Writing at The Duck of Minerva, Brian Rathbun has some harsh words for so-called “foreign policy analysts” who hazarded predictions about how the Libyan intervention would unfold, referring to them, literally, as “dumbasses.”
Rathbun’s beef is less with the pessimism that characterized many of these predictions. It is with the act of prediction itself. In Rathbun’s words:
I wish we could just admit that we generally have no earthly idea how a civil war, humanitarian intervention, tsunami response, military coup, financial crisis, etc. will work out. I am an international relations academic not because I don't want to be on TV, but because I have a sense of shame and dignity. I simply could not get up in front of millions, or even dozens, of people and claim that I had any notion of how any of those things was going to work out. We can only work out explanations well after the fact when we know what was going on the ground, what people were thinking, etc. Every social phenomena of interest is simply too complicated.
Yes, social phenomena—wars, for example—are complicated, which is exactly why we engage in analysis, placing new developments in some theoretical and historical context. It is analysis that allows us to diagnose situations, to evaluate policy options, and, yes, to make predictions. How could it be otherwise? What analytical exercise worth its salt yields no predictions whatsoever? Every decision to undertake—or forego—a policy rests on some sort of expectation about the consequences of action or inaction.
Rathbun is right that such predictions often turn out to be wrong. This should lead us to be appropriately modest about the strength of our analytical tools and keep us open to the possibility that our best guesses will be confounded. But if the best that we in the academic community can offer to policymakers is “explanations well after the fact,” then perhaps they are right to generally disregard us.
Rather than ridicule experts and pundits for making predictions, why not pay them the compliment of taking those predictions seriously and, even better, holding them accountable for errant predictions? In the Libya case, the security studies community was divided as to whether intervention made sense and how it would unfold. Those who predicted the worst should be asked why catastrophe did not ensue; those who were more hopeful should not feel wholly vindicated, as a decent outcome is by no means a foregone conclusion and, regardless, the stakes do not justify much more than the effort that was made.

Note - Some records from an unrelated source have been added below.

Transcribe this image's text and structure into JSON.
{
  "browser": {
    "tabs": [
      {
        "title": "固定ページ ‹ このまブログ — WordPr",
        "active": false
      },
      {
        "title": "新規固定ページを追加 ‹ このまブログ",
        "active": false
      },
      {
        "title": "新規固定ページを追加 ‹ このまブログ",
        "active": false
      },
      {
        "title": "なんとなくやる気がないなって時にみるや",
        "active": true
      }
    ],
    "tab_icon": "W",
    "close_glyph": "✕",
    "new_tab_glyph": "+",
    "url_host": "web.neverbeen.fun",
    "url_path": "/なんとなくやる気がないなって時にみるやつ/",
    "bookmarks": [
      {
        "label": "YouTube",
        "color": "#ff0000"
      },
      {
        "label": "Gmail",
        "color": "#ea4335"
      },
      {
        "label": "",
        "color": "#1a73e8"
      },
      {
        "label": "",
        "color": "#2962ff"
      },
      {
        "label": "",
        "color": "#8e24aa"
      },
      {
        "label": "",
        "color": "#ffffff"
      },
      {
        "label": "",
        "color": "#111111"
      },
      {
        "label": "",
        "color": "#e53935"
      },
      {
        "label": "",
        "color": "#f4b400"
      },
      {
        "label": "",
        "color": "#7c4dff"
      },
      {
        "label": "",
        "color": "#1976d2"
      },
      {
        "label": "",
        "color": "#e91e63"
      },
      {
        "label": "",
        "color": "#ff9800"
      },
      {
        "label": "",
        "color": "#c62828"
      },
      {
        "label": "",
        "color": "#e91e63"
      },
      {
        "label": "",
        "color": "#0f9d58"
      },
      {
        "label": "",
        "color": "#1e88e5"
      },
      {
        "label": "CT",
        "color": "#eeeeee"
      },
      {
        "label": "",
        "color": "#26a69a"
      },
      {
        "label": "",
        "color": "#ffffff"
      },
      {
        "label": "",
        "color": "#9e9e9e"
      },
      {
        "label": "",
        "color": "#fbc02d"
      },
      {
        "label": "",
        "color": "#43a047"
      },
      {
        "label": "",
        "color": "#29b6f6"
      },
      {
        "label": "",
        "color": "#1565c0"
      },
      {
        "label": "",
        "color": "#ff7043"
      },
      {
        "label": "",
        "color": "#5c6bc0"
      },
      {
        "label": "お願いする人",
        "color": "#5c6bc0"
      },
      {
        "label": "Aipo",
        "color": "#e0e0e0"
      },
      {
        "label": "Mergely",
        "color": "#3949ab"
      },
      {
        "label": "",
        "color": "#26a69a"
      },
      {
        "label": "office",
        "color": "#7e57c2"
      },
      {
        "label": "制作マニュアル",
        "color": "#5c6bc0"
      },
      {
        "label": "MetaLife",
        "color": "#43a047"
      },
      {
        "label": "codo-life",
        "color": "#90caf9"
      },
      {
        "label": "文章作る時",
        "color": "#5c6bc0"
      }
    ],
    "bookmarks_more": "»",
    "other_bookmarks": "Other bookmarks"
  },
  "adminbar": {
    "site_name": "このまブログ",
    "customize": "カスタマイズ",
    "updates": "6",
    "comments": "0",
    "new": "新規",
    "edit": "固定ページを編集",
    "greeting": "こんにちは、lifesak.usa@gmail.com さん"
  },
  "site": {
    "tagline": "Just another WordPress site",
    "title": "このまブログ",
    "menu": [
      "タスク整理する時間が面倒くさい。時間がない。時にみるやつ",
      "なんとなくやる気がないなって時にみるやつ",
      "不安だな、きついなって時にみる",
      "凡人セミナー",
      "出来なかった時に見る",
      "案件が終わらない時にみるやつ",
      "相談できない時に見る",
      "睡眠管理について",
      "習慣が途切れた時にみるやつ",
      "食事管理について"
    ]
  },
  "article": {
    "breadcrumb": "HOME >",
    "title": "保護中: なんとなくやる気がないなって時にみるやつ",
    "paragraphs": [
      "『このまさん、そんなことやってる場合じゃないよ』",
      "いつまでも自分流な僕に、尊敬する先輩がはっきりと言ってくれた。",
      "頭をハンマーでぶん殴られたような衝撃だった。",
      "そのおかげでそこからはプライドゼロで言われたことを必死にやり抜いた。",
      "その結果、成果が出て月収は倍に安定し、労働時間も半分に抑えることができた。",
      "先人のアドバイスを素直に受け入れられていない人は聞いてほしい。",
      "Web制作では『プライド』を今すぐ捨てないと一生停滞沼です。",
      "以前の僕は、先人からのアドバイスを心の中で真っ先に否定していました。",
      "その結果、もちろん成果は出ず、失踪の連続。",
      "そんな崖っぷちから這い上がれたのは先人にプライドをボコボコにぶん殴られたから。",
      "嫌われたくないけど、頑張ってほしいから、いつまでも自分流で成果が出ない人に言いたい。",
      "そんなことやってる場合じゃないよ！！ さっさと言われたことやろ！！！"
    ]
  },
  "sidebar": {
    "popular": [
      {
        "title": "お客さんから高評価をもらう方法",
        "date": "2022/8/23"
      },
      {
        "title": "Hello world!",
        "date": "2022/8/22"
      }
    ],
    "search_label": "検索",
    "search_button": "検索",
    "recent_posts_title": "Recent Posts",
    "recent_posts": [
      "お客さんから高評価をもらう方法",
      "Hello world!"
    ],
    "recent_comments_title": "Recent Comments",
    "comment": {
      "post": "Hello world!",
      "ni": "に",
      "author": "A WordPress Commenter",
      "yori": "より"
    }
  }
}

The problem, in short, is not prediction, but prediction without consequences. Predictions should not only be encouraged, but used to hold analysts accountable. The hope, however naïve, is that better analysis will result.